4 Jobs You Can Do With a Law Degree


Getting a law degree can lead to a variety of exciting jobs. Whether you’re interested in litigation or dispute resolution, or you want to become a political researcher, a degree in law can lead you to a career that suits your interests and your skills. In fact, there are numerous ways to use your degree, and you can even specialize in a particular area of law, such as tax law or dispute resolution.

Legal secretary

If you have a degree in law and have a passion for meeting people, a career as a legal secretary could be perfect for you. This job allows you to apply your skills in a variety of areas, such as civil and criminal law. Civil law offers specialized areas of practice, such as real estate, contracts, and corporate litigation. Immigration firms may also be a good choice if you enjoy dealing with people.

To be a legal secretary, you’ll need a good knowledge of legal terminology and how to use legal databases. You’ll also need to learn to use spreadsheets, case management software, and word processing programs. And of course, you’ll need to have impeccable people skills. Thankfully, there are a variety of certificate programs and online courses for legal secretaries.

Another great thing about being a legal secretary is that the work itself isn’t physically taxing. This type of work doesn’t require you to go outside, so if you’re disabled, you can even take this job at home. And because it doesn’t require any physical work, you can even continue working into your senior years. Another great benefit of working as a legal secretary is the team environment. This will allow you to feel appreciated for your contributions. However, you should be aware that the job can be stressful, especially if there are many cases open.

Legal paralegal

Regardless of the specialty you choose for your graduate degree, there are a multitude of legal positions available for graduates. From political researcher to legal paralegal, there is a legal field to suit your background. These careers can be lucrative and highly rewarding, but they can also be very demanding.

Paralegals are often aspiring lawyers and attorneys, but can also find employment in law enforcement. These positions require a thorough understanding of the law and a passion for helping others. In addition to being knowledgeable about the law, paralegals must be able to maintain a cool head in stressful situations. They must also have excellent communication skills and be patient.

Paralegals often work alongside lawyers, doing tasks like conducting research, gathering evidence, and drafting legal documents. They also interact with witnesses and clients. They may also help draft contracts and assist lawyers in trial. They may also work on administrative duties, such as filing legal documents. While paralegals often start out with a lower salary than attorneys, they are often seen as an entry point to other legal jobs.

Legal researcher

Legal researchers often have a background in journalism and are naturally inclined to ask probing questions. They must demonstrate aptitude for the field and writing skills, and they should also have relevant experience. This job is likely to require a lot of indoor time. A law degree is not necessary for a career in legal research.

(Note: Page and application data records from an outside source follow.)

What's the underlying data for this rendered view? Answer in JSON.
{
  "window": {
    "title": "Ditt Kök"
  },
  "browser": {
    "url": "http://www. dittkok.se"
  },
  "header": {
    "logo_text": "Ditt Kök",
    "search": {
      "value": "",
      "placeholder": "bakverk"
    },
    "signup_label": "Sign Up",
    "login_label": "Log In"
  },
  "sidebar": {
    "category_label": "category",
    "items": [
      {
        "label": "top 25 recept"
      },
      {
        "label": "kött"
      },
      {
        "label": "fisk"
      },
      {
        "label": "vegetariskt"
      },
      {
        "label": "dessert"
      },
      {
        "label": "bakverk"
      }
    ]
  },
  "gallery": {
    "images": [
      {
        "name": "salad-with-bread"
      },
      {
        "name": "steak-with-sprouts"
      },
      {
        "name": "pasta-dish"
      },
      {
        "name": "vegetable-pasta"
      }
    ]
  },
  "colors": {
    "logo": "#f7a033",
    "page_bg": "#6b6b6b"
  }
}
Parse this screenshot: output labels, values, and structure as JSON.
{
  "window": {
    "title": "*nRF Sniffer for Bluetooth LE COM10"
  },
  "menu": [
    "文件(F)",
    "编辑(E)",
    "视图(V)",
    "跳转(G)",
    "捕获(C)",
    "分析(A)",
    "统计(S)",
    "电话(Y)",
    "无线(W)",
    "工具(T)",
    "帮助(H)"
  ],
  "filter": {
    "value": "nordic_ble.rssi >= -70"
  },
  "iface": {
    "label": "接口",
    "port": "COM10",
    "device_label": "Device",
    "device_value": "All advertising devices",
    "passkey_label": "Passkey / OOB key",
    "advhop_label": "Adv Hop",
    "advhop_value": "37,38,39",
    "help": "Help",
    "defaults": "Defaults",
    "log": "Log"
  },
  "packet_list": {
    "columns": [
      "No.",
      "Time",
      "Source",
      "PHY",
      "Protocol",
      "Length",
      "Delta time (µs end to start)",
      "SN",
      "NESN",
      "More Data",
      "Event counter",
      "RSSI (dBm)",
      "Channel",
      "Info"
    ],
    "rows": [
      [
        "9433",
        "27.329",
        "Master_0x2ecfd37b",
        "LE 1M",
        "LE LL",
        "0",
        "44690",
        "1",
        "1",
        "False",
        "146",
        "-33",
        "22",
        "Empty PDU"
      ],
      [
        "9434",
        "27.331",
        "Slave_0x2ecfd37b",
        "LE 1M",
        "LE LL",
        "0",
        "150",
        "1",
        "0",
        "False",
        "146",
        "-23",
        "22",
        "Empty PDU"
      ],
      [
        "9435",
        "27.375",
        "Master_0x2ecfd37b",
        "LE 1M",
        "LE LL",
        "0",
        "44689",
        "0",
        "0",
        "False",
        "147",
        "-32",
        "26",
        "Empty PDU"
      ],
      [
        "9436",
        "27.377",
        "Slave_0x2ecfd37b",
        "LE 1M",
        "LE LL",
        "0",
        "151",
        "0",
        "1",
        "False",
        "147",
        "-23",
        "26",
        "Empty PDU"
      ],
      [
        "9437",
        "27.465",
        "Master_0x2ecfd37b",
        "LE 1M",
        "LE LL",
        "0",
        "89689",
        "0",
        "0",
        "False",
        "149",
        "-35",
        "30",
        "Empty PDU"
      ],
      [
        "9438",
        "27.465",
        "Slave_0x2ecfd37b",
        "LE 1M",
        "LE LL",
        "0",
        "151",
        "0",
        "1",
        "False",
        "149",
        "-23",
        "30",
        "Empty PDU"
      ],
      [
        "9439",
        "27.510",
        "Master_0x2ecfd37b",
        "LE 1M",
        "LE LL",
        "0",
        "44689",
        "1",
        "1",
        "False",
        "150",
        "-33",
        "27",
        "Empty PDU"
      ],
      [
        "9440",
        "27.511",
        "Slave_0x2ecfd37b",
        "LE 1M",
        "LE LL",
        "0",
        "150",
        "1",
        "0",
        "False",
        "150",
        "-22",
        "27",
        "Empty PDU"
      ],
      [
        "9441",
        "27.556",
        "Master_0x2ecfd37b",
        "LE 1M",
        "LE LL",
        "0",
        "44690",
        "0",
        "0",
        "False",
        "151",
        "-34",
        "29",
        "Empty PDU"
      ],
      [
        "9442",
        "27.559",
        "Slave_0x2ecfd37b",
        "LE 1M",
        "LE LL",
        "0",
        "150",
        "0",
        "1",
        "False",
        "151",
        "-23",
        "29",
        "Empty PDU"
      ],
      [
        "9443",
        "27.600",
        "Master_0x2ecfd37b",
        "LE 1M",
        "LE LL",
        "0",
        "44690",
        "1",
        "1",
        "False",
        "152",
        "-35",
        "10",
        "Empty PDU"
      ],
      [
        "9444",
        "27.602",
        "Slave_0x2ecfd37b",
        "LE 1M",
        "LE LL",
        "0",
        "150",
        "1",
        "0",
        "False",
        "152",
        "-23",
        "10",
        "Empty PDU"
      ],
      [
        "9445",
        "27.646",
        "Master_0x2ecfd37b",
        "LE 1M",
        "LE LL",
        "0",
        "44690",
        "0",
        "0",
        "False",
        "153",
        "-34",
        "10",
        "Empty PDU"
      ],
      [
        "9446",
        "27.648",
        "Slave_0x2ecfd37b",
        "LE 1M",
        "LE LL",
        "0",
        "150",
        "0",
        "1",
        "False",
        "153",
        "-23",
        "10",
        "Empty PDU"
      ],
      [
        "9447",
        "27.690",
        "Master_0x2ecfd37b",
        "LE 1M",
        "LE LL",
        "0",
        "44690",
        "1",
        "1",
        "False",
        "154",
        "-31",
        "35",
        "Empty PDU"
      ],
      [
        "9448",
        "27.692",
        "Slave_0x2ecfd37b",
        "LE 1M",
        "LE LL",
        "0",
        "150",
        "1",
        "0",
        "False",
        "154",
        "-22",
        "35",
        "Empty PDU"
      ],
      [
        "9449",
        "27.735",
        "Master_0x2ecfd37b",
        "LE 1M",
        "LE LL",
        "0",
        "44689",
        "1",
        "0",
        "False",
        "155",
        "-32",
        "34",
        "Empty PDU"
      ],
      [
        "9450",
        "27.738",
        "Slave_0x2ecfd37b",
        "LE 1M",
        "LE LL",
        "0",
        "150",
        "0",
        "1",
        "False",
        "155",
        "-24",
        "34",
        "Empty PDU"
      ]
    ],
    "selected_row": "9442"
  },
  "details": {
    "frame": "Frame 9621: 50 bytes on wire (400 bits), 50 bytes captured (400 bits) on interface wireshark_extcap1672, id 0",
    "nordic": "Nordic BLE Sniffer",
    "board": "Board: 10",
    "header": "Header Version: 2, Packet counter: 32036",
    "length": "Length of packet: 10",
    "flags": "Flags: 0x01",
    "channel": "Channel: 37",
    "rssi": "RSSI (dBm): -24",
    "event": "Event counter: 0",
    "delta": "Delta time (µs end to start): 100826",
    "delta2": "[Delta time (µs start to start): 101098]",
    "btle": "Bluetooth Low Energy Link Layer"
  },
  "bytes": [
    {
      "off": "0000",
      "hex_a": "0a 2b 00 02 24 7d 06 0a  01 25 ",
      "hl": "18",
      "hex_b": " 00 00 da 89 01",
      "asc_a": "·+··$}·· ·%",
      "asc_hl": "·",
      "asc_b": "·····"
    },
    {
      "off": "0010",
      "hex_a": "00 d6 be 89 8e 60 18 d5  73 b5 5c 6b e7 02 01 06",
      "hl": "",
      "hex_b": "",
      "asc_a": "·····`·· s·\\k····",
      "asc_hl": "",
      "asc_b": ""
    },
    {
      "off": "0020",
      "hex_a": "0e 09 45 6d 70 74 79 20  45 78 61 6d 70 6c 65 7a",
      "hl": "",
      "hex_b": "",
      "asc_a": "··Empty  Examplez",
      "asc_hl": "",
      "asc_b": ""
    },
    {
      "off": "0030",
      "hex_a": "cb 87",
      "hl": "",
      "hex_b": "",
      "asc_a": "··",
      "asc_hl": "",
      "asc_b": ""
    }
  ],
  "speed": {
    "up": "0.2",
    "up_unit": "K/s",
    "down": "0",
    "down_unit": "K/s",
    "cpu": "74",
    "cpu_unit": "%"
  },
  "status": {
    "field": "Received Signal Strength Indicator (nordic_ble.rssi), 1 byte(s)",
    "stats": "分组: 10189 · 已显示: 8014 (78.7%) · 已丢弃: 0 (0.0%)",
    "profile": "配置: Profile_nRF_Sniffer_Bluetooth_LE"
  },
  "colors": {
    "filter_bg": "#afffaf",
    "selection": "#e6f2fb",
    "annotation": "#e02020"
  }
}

Many legal researchers work on several projects at once, so time management skills are essential. They often work with attorneys who expect research to be completed on time. If you’re good at prioritizing your work, you’ll be able to meet deadlines and get your work done.

Legal researchers earn a salary similar to that of journalists, which varies by experience and location. A graduate researcher can expect to earn around PS17,000 a year. In contrast, a paralegal may earn anywhere from PS30 to PS40k per year, depending on experience. While working at a large law firm may increase your salary, it can also mean less time to devote to personal work.

Human resources representative

If you’re interested in human resources, you can pursue a career in this field with a law degree. Human resources managers and senior human resources representatives generally have at least a Bachelor’s degree and may also have a Master’s or Doctoral degree. However, if you’re looking for a more challenging position, a human resources representative isn’t the only career option.

A human resources representative is responsible for ensuring a safe and effective working environment for employees. The job description also includes assisting and resolving employee grievances. Human resources managers also administer wage and labor contracts. They also draft, negotiate, and administer management contracts. In addition, they oversee the recruitment process and oversee the administration of health insurance benefits. They also conduct open enrollment activities and help employees enroll in benefits and participate in education and training programs.

Human resources generalists and managers earn more than their junior counterparts. The average salary for these positions is $88,661 per year. Those with an associate degree are also often able to transfer those credits into a bachelor’s program.